This is a bit of trivia, really (no, it's not a "singular historic moment"): a group of well-off Americans, all interested in food, gather in ProvenceThis is a bit of trivia, really (no, it's not a "singular historic moment"): a group of well-off Americans, all interested in food, gather in Provence in autumn 1970, cook, dine, and have endless conversations about food and wine. They just happen to include Julia Child and her husband Paul, M.F.K. Fisher, James Beard, and Richard Olney. But I enjoyed it in a cosy sort of way, eavesdropping on their gossip and occasional snobbery. Luke Barr, MFK's great-nephew, used letters and especially his great-aunt's notebooks and diaries, to reconstruct whole evenings of conversation in a convincing way. I have to say that I wasn't surprised to find that Olney was a somewhat unpleasant character -- his Simple French Food is written in such a way that I never felt I'd be comfortable in the kitchen with him, just as I wouldn't be with Elizabeth David. Whereas Jane Grigson, MFK, or Julia Child would surely be good company. It was a bit disappointing to find that Sybille Bedford (partner of an old friend of MFK's) could be rather obnoxious as well though.

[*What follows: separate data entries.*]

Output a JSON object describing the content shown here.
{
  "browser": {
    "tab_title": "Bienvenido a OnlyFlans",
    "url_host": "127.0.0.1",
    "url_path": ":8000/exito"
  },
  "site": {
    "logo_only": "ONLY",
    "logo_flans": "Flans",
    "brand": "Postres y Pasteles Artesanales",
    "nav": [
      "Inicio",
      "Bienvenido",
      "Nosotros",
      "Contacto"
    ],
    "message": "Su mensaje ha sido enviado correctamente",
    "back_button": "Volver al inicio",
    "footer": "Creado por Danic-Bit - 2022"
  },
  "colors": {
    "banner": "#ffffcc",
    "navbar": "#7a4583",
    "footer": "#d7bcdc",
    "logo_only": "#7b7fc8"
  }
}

The argument of the book is that those conversations in kitchens in Provence caused a sea-change in American cooking, as chefs and writers turned en masse from the altar of classical French cuisine to worship simpler food and local, seasonal ingredients. Seems a bit implausible to me. Yes, of course Child especially was hugely influential in the US (I hadn't realised how influential till I read this book) as was Beard, but there surely were multiple other factors at work in the late 1960s and early 1970s.
The story is mostly told from MFK's point of view. It's during this visit that she begins to lose her rosy, nostalgic view of life in France. It really sank in for me what a privileged life these Americans led. Early in the book (in 1970) she and her sister Norah, two sixty-something widows, travel to France on the liner France, rather than flying, because they can afford to. MFK is paged to collect a parcel delivered before the ship left. It contains jeroboams of vintage champagne sent by a friend as a parting gift. Her visits to France in the 1920s and 1930s were a riot of champagne, caviar, cocktails, and foie gras. Barr writes:

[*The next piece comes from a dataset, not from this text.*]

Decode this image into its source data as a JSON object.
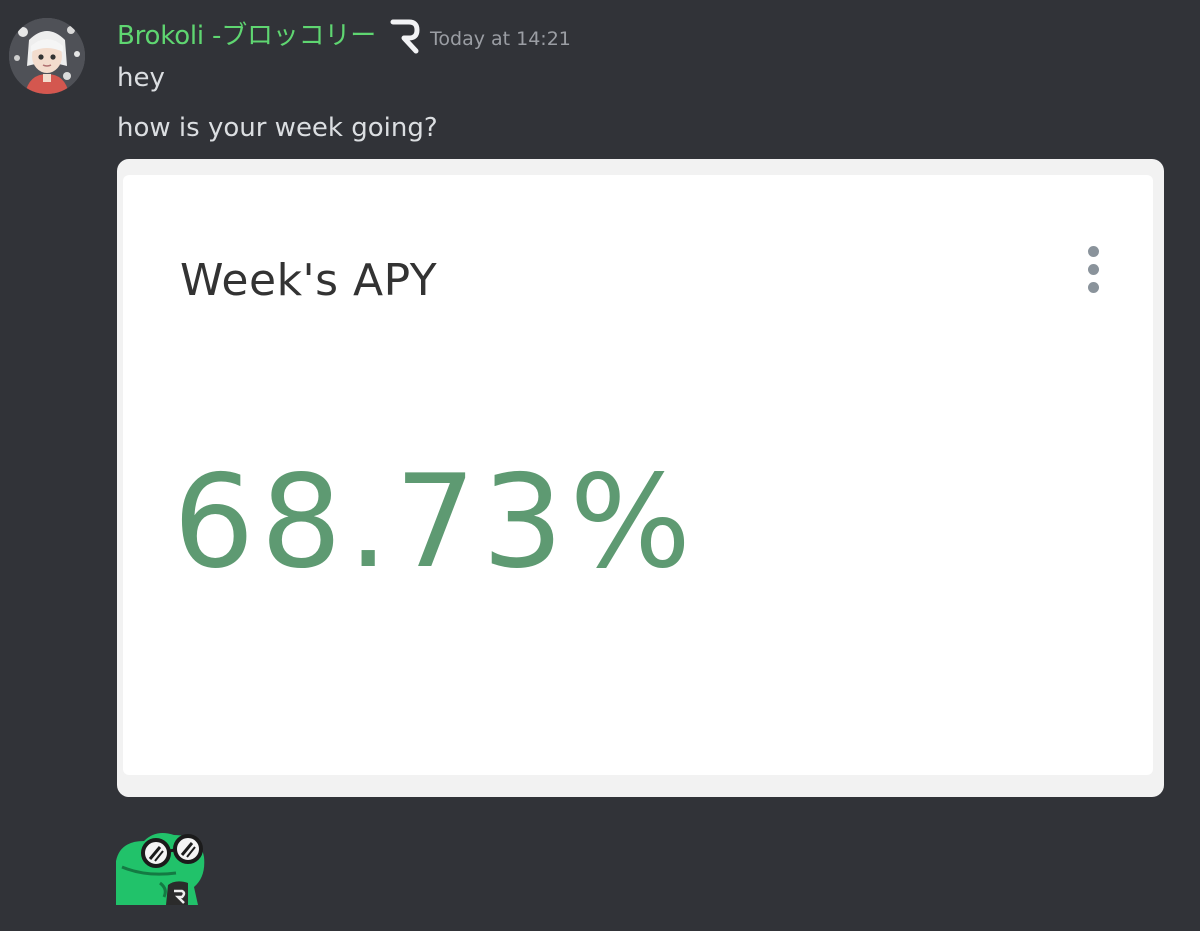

The glamour of the prewar Europe of their youth ... was a lifelong influence ... It was a beautiful world, preserved in the amber of fiction and memory. A world of faded aristocrats and remembered vintages, of boat trains and small family-run hotels that never changed, of excursions to Switzerland and meals in French restaurants where the sole meunière was always impeccably fresh and perfectly cooked.
Oh, and poverty, depression, and rising fascism, but that didn't form part of their picture in the rarefied world they moved in. Barr goes on:"The ethos and aesthetic of the period had survived all the way through the 1960s, a worldview held together with wit and irony, tone and inflection, unimpeachable taste, and finally, at bottom, enforced by the logic of money and privilege."
Barr argues that by the end of her time in Provence in 1970, MFK had a more jaded/realistic view of French provincial life. But did she really? The book is still suffused with that particular American romanticism that comes into play whenever Provence is mentioned, taking little account of how it has changed and what life is actually like outside the privileged visitor's bubble.
Anyway, I should clarify that I'm not being negative about this book; it was a quick, enjoyable read.
Edit: a good discussion of it making similar points is in the WSJ....more